◆ **To do**: Find every line in the data that contains the word "this". Return each of those lines.

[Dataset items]
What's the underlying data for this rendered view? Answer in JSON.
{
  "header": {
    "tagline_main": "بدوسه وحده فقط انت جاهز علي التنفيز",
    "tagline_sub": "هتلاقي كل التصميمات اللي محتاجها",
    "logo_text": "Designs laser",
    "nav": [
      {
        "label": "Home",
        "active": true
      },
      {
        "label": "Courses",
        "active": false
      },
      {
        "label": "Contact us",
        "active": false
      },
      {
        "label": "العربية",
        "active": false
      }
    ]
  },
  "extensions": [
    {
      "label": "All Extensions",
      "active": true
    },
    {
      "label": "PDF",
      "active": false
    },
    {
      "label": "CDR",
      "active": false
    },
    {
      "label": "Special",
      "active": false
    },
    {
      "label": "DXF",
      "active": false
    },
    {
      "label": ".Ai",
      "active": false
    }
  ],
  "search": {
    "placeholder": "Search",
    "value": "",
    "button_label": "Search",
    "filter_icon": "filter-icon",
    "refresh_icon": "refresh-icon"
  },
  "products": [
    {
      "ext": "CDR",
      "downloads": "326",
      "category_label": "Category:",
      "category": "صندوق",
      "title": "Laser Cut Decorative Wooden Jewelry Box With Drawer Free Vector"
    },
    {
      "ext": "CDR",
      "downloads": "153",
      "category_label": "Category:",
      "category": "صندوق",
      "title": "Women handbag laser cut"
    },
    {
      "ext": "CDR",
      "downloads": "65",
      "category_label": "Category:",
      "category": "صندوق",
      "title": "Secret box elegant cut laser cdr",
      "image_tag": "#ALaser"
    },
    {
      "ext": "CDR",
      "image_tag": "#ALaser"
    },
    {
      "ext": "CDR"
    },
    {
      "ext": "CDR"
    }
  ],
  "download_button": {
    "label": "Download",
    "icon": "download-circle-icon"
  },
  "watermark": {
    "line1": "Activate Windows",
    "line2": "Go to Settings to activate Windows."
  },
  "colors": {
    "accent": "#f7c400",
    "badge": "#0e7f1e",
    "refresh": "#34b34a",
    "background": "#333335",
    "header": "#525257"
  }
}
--
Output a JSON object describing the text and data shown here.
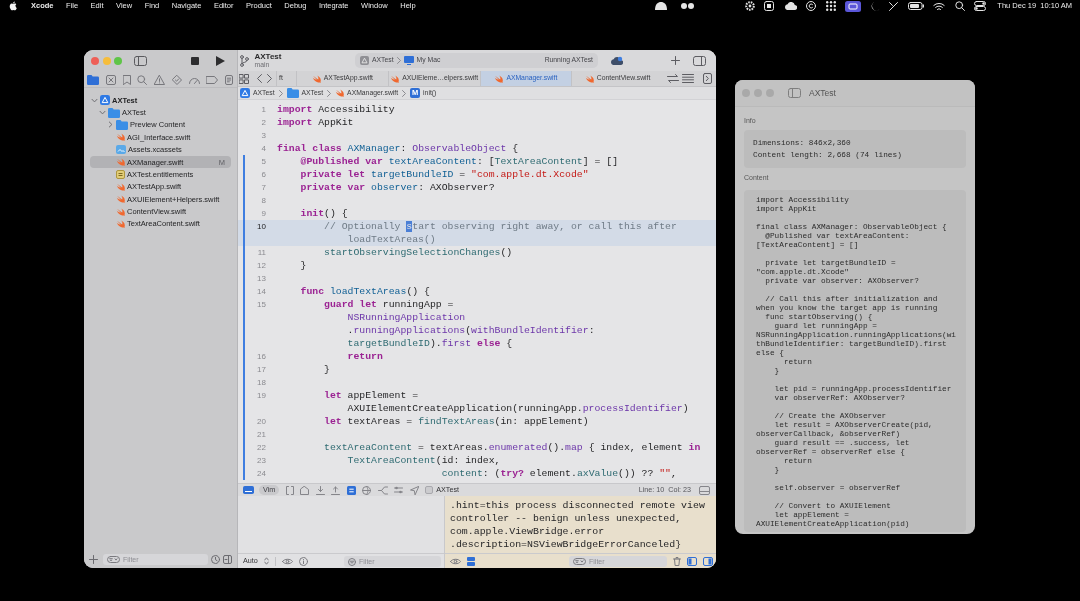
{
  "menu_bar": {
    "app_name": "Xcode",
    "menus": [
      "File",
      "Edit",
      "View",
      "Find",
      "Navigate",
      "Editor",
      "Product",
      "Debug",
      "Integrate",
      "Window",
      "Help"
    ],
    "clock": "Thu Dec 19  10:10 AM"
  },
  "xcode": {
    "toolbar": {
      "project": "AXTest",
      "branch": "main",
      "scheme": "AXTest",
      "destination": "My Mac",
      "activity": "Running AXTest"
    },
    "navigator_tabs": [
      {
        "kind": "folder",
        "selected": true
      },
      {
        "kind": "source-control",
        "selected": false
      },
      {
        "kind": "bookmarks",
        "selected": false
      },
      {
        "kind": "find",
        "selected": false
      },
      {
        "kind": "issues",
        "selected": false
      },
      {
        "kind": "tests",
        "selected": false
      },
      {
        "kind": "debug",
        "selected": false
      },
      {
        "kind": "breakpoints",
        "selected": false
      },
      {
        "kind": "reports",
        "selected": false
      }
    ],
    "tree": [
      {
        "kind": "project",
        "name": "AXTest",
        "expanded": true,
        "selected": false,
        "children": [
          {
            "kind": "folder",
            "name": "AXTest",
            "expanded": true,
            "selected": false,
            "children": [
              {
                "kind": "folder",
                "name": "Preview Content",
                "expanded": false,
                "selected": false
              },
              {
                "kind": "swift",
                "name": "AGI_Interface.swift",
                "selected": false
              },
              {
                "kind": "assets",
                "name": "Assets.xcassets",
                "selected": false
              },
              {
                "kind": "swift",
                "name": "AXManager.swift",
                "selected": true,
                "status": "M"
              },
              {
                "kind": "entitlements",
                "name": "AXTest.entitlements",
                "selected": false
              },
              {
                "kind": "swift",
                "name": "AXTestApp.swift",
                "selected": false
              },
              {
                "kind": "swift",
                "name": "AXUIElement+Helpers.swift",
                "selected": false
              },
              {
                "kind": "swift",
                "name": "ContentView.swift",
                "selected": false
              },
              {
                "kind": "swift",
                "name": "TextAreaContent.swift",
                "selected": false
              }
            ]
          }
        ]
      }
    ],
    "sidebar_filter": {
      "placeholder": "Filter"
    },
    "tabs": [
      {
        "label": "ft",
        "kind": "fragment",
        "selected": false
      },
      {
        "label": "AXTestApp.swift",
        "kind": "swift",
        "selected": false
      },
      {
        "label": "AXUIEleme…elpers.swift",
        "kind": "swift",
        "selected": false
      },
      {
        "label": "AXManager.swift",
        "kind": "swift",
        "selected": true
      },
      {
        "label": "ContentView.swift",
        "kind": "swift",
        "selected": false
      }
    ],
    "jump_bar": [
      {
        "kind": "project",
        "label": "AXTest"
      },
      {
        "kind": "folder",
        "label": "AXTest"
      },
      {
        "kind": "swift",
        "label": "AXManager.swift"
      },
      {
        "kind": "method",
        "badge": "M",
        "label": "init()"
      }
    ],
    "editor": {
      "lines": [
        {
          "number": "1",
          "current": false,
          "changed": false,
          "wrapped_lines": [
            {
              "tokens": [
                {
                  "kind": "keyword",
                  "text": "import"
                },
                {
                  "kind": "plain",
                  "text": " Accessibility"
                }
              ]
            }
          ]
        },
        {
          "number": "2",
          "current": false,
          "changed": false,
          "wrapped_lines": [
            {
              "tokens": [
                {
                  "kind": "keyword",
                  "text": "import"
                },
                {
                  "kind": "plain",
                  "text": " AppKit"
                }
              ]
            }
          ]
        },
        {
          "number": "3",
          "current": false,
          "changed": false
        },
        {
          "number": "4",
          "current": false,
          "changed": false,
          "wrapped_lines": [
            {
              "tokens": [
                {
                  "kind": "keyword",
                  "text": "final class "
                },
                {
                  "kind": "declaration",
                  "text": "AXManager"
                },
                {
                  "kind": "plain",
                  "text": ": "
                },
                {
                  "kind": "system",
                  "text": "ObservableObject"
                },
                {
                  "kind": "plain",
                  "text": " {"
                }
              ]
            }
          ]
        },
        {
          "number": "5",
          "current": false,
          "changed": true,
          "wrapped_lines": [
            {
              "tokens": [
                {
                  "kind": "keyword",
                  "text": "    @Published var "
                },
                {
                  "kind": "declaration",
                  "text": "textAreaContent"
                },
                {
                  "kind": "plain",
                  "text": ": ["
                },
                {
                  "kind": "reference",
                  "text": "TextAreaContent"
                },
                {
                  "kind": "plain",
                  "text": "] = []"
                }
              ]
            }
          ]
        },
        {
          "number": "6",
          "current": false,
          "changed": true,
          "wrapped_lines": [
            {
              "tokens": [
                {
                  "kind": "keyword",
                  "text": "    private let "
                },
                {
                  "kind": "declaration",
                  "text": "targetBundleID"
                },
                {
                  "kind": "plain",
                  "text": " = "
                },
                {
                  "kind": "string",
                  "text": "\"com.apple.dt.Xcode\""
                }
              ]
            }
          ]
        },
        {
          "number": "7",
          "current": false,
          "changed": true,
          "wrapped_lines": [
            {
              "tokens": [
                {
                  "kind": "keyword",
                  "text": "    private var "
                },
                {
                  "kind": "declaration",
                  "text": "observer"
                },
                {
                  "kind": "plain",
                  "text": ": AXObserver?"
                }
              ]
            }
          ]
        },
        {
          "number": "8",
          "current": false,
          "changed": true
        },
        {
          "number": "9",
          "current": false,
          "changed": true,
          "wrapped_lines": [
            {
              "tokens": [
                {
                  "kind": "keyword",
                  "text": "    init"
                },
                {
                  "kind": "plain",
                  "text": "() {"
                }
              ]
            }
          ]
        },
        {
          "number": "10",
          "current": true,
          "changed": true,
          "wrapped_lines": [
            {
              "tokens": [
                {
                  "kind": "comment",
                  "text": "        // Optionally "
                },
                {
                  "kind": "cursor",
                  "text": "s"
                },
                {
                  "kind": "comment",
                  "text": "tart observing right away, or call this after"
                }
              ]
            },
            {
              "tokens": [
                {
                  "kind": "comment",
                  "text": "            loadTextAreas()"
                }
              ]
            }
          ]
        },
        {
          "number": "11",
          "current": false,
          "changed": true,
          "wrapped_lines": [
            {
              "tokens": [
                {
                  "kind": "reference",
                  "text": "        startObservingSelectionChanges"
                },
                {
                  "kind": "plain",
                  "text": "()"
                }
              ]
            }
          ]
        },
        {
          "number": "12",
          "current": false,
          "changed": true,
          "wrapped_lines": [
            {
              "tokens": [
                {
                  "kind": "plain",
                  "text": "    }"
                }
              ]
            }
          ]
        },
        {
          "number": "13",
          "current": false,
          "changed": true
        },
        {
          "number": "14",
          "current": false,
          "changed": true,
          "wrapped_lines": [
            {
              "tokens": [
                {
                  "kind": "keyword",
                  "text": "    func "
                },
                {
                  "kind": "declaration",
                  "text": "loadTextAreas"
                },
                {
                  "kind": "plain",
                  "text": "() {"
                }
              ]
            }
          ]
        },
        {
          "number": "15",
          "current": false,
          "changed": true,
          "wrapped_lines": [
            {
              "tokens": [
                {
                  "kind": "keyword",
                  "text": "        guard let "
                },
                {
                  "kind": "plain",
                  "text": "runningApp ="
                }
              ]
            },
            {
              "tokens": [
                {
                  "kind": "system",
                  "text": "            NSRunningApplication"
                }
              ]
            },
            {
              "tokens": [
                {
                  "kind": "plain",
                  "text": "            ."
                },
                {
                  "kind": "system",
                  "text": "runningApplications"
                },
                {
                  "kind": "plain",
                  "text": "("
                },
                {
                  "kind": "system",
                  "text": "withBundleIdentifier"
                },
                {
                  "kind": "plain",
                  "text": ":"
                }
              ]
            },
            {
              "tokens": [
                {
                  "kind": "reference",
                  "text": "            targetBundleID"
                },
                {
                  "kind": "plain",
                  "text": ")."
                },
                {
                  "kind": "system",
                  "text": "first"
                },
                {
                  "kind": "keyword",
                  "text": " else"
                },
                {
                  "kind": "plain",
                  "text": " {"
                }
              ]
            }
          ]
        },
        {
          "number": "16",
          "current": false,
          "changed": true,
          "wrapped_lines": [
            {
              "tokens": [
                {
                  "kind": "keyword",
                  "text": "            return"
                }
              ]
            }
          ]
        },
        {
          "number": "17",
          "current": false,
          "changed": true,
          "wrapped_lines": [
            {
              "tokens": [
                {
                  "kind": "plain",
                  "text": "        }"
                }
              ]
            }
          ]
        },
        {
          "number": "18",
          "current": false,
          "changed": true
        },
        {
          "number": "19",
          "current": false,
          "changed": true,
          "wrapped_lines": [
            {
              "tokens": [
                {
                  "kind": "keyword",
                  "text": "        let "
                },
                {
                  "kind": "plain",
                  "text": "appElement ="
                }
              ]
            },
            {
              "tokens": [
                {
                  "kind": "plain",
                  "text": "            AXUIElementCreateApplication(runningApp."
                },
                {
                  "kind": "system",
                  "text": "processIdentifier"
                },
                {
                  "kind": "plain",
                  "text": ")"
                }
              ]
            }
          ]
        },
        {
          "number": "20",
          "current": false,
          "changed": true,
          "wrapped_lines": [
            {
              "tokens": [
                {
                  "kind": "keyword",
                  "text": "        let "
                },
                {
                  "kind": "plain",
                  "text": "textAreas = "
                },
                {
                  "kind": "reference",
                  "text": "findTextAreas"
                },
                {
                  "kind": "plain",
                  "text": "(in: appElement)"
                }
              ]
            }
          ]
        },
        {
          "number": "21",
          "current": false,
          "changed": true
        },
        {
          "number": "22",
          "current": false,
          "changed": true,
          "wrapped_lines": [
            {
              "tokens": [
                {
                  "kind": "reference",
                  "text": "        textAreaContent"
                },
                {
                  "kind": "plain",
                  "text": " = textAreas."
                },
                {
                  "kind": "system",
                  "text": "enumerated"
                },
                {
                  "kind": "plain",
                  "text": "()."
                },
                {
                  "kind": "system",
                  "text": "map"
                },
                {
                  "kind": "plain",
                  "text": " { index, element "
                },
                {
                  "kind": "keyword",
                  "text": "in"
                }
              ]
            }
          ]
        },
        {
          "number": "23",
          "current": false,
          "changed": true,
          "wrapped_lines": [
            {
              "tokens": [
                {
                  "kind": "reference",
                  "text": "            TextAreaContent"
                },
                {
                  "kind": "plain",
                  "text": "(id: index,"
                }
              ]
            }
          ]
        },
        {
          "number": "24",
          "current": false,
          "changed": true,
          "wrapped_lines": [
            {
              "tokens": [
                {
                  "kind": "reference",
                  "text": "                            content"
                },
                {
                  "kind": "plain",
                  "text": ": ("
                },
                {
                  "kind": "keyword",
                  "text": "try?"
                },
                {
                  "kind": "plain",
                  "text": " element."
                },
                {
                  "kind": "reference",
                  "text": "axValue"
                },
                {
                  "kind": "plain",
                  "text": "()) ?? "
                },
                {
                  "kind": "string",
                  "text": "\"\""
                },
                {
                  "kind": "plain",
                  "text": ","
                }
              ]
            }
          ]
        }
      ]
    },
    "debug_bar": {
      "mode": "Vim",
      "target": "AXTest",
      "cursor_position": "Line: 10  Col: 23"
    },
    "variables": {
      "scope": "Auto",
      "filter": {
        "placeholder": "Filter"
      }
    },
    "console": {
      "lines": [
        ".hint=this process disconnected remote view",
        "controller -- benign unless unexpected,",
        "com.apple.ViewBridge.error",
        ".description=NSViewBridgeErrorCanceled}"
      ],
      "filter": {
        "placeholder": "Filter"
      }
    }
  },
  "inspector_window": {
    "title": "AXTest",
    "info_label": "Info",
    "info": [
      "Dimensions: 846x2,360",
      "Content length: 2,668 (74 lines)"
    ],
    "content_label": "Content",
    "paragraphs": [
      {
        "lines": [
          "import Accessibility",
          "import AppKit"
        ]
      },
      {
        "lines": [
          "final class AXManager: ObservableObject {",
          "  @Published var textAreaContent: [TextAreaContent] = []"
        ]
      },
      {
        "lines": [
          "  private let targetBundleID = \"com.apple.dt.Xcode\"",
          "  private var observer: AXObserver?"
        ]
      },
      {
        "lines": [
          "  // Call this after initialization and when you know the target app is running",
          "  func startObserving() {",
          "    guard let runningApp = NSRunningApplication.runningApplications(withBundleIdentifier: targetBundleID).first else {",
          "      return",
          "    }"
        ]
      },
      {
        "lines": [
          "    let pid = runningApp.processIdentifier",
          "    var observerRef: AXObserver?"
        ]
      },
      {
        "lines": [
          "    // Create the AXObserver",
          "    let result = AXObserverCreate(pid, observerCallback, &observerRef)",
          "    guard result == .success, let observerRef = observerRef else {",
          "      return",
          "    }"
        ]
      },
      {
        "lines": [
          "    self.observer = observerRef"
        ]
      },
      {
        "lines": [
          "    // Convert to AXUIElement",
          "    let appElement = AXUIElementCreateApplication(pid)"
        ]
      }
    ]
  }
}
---
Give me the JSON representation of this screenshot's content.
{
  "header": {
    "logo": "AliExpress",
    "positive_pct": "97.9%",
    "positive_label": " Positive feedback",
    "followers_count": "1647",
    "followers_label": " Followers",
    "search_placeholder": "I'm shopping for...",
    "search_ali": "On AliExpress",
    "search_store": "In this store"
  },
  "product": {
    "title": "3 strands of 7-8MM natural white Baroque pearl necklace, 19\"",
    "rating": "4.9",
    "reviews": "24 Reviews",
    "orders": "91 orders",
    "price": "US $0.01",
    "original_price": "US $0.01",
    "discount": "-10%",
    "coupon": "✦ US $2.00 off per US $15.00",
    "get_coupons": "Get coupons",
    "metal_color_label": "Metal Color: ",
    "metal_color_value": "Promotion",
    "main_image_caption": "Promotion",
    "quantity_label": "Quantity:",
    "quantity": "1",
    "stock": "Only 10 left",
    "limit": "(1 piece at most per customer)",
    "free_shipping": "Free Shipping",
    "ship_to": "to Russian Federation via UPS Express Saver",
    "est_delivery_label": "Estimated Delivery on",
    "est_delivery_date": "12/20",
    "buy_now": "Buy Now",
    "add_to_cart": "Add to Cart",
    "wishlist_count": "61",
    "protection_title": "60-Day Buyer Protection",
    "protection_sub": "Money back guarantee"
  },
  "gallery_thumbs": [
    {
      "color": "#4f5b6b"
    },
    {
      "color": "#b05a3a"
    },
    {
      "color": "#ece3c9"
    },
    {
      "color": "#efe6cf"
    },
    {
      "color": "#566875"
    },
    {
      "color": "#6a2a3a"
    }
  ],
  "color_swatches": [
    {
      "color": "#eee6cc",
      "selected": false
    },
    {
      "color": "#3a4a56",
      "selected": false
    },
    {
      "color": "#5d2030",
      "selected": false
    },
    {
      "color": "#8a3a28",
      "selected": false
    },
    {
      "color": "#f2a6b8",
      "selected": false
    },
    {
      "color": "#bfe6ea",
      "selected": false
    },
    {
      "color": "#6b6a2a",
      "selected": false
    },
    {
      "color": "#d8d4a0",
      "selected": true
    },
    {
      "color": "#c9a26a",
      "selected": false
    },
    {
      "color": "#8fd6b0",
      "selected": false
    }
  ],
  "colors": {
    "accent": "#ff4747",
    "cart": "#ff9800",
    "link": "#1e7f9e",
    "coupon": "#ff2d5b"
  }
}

◆ **Reply to the task**:
What's the underlying data for this rendered view? Answer in JSON.
                  "text": "tart observing right away, or call this after"
        ".hint=this process disconnected remote view",
          "  // Call this after initialization and when you know the target app is running",
Give me the JSON representation of this screenshot's content.
    "search_store": "In this store"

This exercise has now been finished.